What Does a Tick Look Like?
You do not want to find a tick on yourself or your pets. There are over 850 known species of ticks and 90 of which can be found in the U.S. Ticks are small insects that are usually found in brushy or wooded areas. They may also hide in areas with tall grasses or weeds while waiting for an animal, including people, to pass them.
What Does a Full Tick Look Like?
Ticks can bite at all 3 of their life stages – adult, larval, and nymph. Nymphs can be as small as a sesame seed or poppy seed. Tick larvae, on the other hand, can be as small as a grain of sand. Unfed adult ticks are usually the size of a pencil eraser or apple seed.
They are oval and flat, but they will become engorged once they have had their blood meal. Tick larvae have 6 legs, while nymphs and adults have 8 legs. Ticks can be yellowish, grayish-white, reddish-brown, brown, or black depending on the species.
What Does a Tick Look Like in Skin?
What does a burrowed tick look like? Ticks burrow partially into the skin to draw blood.
The mouth of the feeding tick will be under your skin, but its back parts will remain visible. When it is full of blood, it will become engorged. An engorged tick is typically blue-grey.
Since ticks like warm, humid areas, they are likely to hide in your hair, armpits, or groin. Ticks usually remain attached to the body after biting their host. So, if you have been bitten by a tick, you will know because you will find a tick on your body. After 10 days of feeding on the host, the tick will fall off.
Species of Ticks
There are different species of ticks. One of the most common species is the American dog tick, a well-known vector of Rocky Mountain Spotted Fever. These ticks can be found in North America and feed on dogs.
The brown dog tick resembles the American dog tick due to their preferred host. As the name suggests, it is brown and prefers dogs, but it will also feed on humans if there is no canine host.
The black-legged tick is another common species of tick, which is known for its dark legs. It is also called deer tick as it usually feeds on Virginia or white-tailed deer.
This species of tick is found throughout the northcentral and southeastern United States as well as mid-and northeastern Atlantic. It is a well-known vector of Powassan encephalitis, anaplasmosis, Lyme disease, and human babesiosis.
The lone star tick, on the other hand, is found in the southeastern and eastern United States. Female lone star ticks have a single spot on their back. These ticks prefer humans as their hosts.
The Rocky Mountain wood tick, also called wood ticks, is a vector of the Rocky Mountain Spotted Fever as well. It is usually found in the wooded regions of the Rocky Mountains.
How to Identify a Tick Bite
It is easy to identify a tick bite because ticks can remain attached to the bite area for 10 days. Most bites will not cause any physical symptoms. Tick bites are usually singular because they do not bite in lines or groups.

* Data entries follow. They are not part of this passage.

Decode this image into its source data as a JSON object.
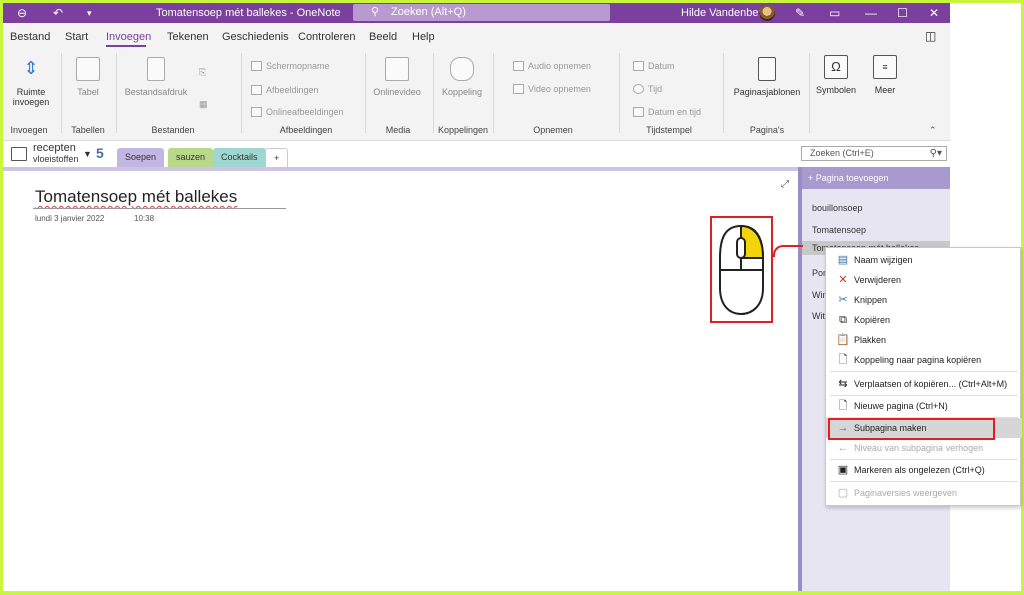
{
  "titlebar": {
    "title": "Tomatensoep mét ballekes  -  OneNote",
    "search_placeholder": "Zoeken (Alt+Q)",
    "user": "Hilde Vandenberk",
    "back_icon": "back-arrow-icon",
    "undo_icon": "undo-icon",
    "pen_icon": "pen-icon",
    "ribbon_options_icon": "ribbon-display-icon",
    "minimize": "—",
    "maximize": "☐",
    "close": "✕"
  },
  "menu": {
    "tabs": [
      "Bestand",
      "Start",
      "Invoegen",
      "Tekenen",
      "Geschiedenis",
      "Controleren",
      "Beeld",
      "Help"
    ],
    "active": "Invoegen"
  },
  "ribbon": {
    "space": "Ruimte invoegen",
    "table": "Tabel",
    "fileprint": "Bestandsafdruk",
    "screenshot": "Schermopname",
    "images": "Afbeeldingen",
    "online_images": "Onlineafbeeldingen",
    "online_video": "Onlinevideo",
    "link": "Koppeling",
    "audio": "Audio opnemen",
    "video": "Video opnemen",
    "date": "Datum",
    "time": "Tijd",
    "datetime": "Datum en tijd",
    "page_templates": "Paginasjablonen",
    "symbols": "Symbolen",
    "more": "Meer",
    "groups": [
      "Invoegen",
      "Tabellen",
      "Bestanden",
      "Afbeeldingen",
      "Media",
      "Koppelingen",
      "Opnemen",
      "Tijdstempel",
      "Pagina's"
    ]
  },
  "notebook": {
    "name_line1": "recepten",
    "name_line2": "vloeistoffen",
    "sections": [
      {
        "label": "Soepen",
        "color": "#c2b6e2"
      },
      {
        "label": "sauzen",
        "color": "#b8d88a"
      },
      {
        "label": "Cocktails",
        "color": "#9fd7d0"
      },
      {
        "label": "+",
        "color": "#ffffff"
      }
    ],
    "find_placeholder": "Zoeken (Ctrl+E)"
  },
  "page": {
    "title": "Tomatensoep mét ballekes",
    "date": "lundi 3 janvier 2022",
    "time": "10:38"
  },
  "pagelist": {
    "add_label": "Pagina toevoegen",
    "pages": [
      "bouillonsoep",
      "Tomatensoep",
      "Tomatensoep mét ballekes",
      "Pom",
      "Wint",
      "Witlo"
    ]
  },
  "context_menu": {
    "items": [
      {
        "label": "Naam wijzigen",
        "icon": "rename-icon",
        "disabled": false
      },
      {
        "label": "Verwijderen",
        "icon": "delete-x-icon",
        "disabled": false
      },
      {
        "label": "Knippen",
        "icon": "scissors-icon",
        "disabled": false
      },
      {
        "label": "Kopiëren",
        "icon": "copy-icon",
        "disabled": false
      },
      {
        "label": "Plakken",
        "icon": "paste-icon",
        "disabled": false
      },
      {
        "label": "Koppeling naar pagina kopiëren",
        "icon": "link-icon",
        "disabled": false
      },
      {
        "label": "Verplaatsen of kopiëren...  (Ctrl+Alt+M)",
        "icon": "move-icon",
        "disabled": false
      },
      {
        "label": "Nieuwe pagina  (Ctrl+N)",
        "icon": "new-page-icon",
        "disabled": false
      },
      {
        "label": "Subpagina maken",
        "icon": "indent-arrow-icon",
        "disabled": false
      },
      {
        "label": "Niveau van subpagina verhogen",
        "icon": "outdent-arrow-icon",
        "disabled": true
      },
      {
        "label": "Markeren als ongelezen  (Ctrl+Q)",
        "icon": "unread-icon",
        "disabled": false
      },
      {
        "label": "Paginaversies weergeven",
        "icon": "versions-icon",
        "disabled": true
      }
    ]
  },
  "colors": {
    "accent": "#7b3f9e",
    "highlight": "#e02020",
    "mouse_button": "#f2d40a"
  }
}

Symptoms of Tick Bites
Some people show allergic reactions to tick bites such as a burning sensation, swelling or pain at the bite area, difficulty breathing, blisters, or rash. Some types of ticks, however, transmit diseases. Possible signs of tick-borne illness include:

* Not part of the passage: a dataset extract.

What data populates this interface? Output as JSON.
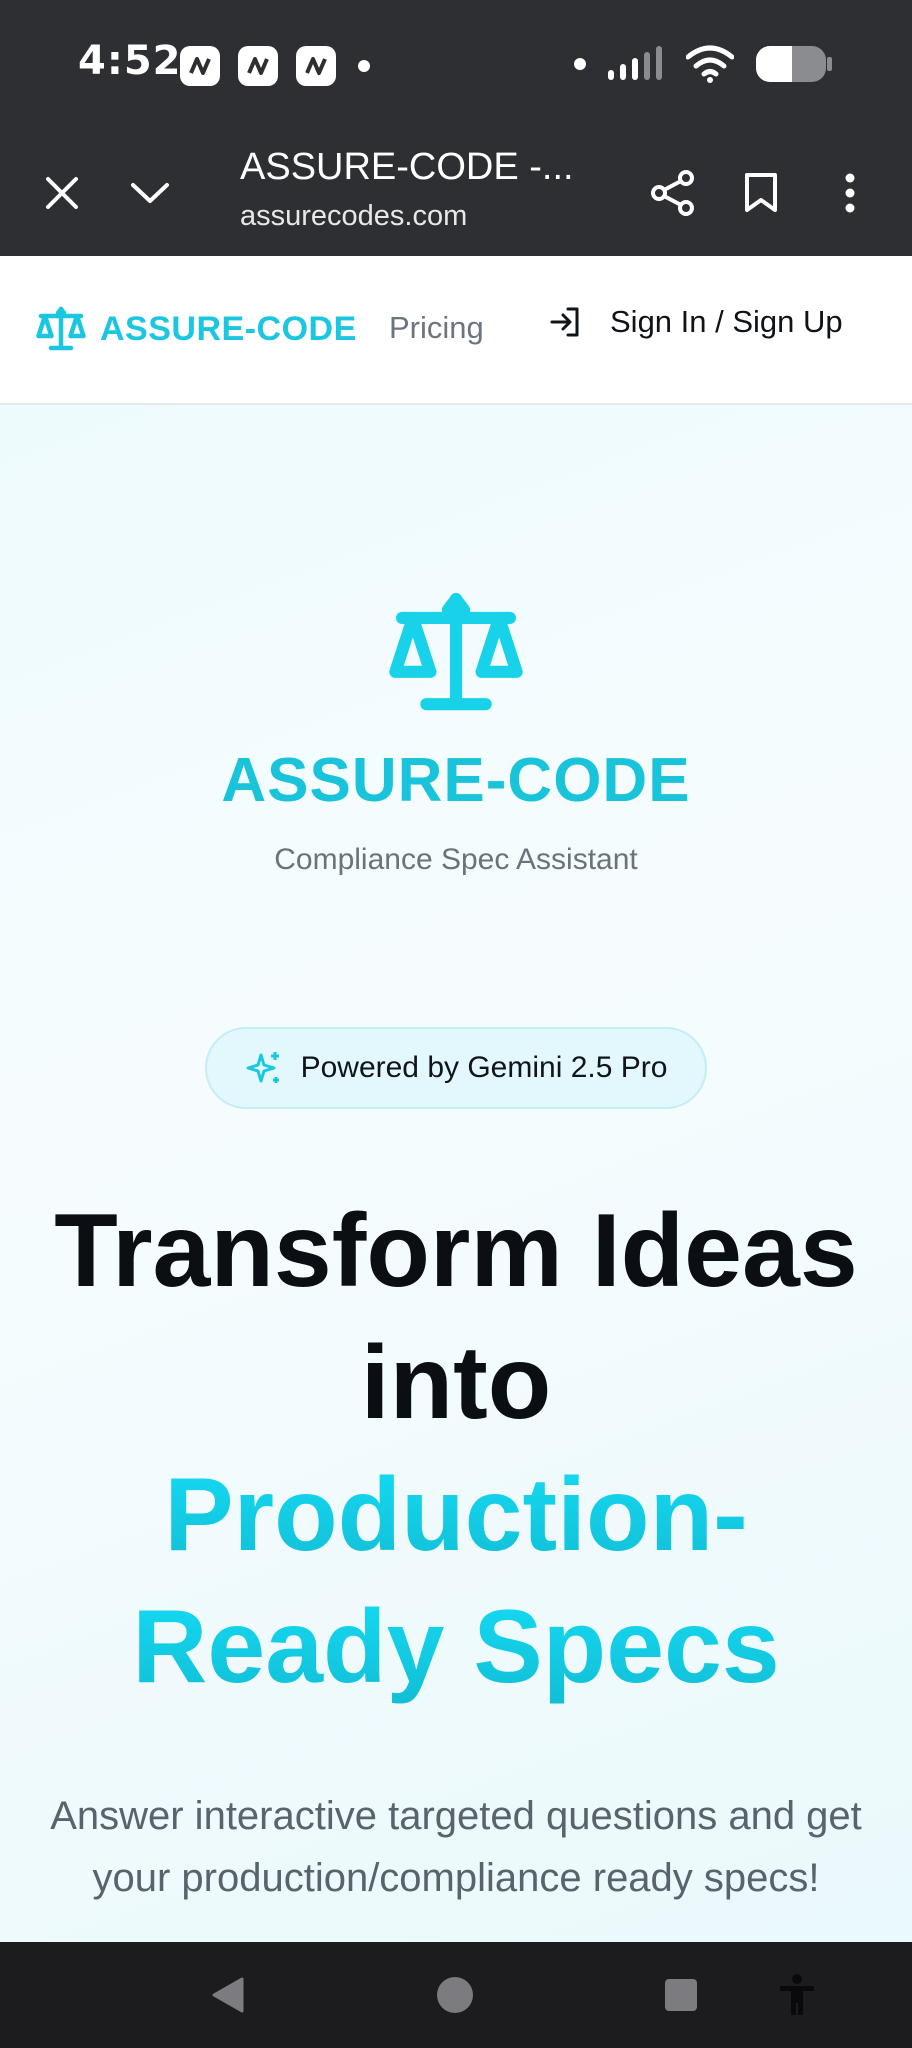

Rash or a Red Spot Near the Bite Area
Swollen Lymph Nodes
Joint or Muscle Pain
Joint or Muscle Pain
Seek medical help immediately if you have been bitten by a tick.
Treatment of Tick Bites
The first thing that you need to do when you are bitten by a tick is to get rid of it.
Remove the tick with tweezers. Hold the ticks as close as possible to the skin’s surface.
Do not twist or bend the tick when you are pulling it away from the skin.
Make sure that there are no mouthparts left in the bite area.
Do not forget to wash the bite area with water and soap.
After removing the tick, put it in a sealed container filled with rubbing alcohol to kill it completely.
You should see a doctor as soon as possible so that you can discuss your risks. It is also a good idea to find more information about ticks and the diseases they cause as well as their symptoms.
However, the best way to avoid tick-borne illnesses is to prevent tick bites in the first place. Here are some tips on how to prevent tick bites.
Wear pants and long-sleeve shirts when walking in tick-prone grassy areas or woods.
Take a bath or shower within 2 hours of being outside.
Use a tick repellent that contains at least 20% DEET.
Treat gear and clothes with 0.5% permethrin.
Check your skin after being in a tick-prone area especially between legs, in hair, behind areas, underarms, and behind knees.
Some products we recommend to to repel ticks are: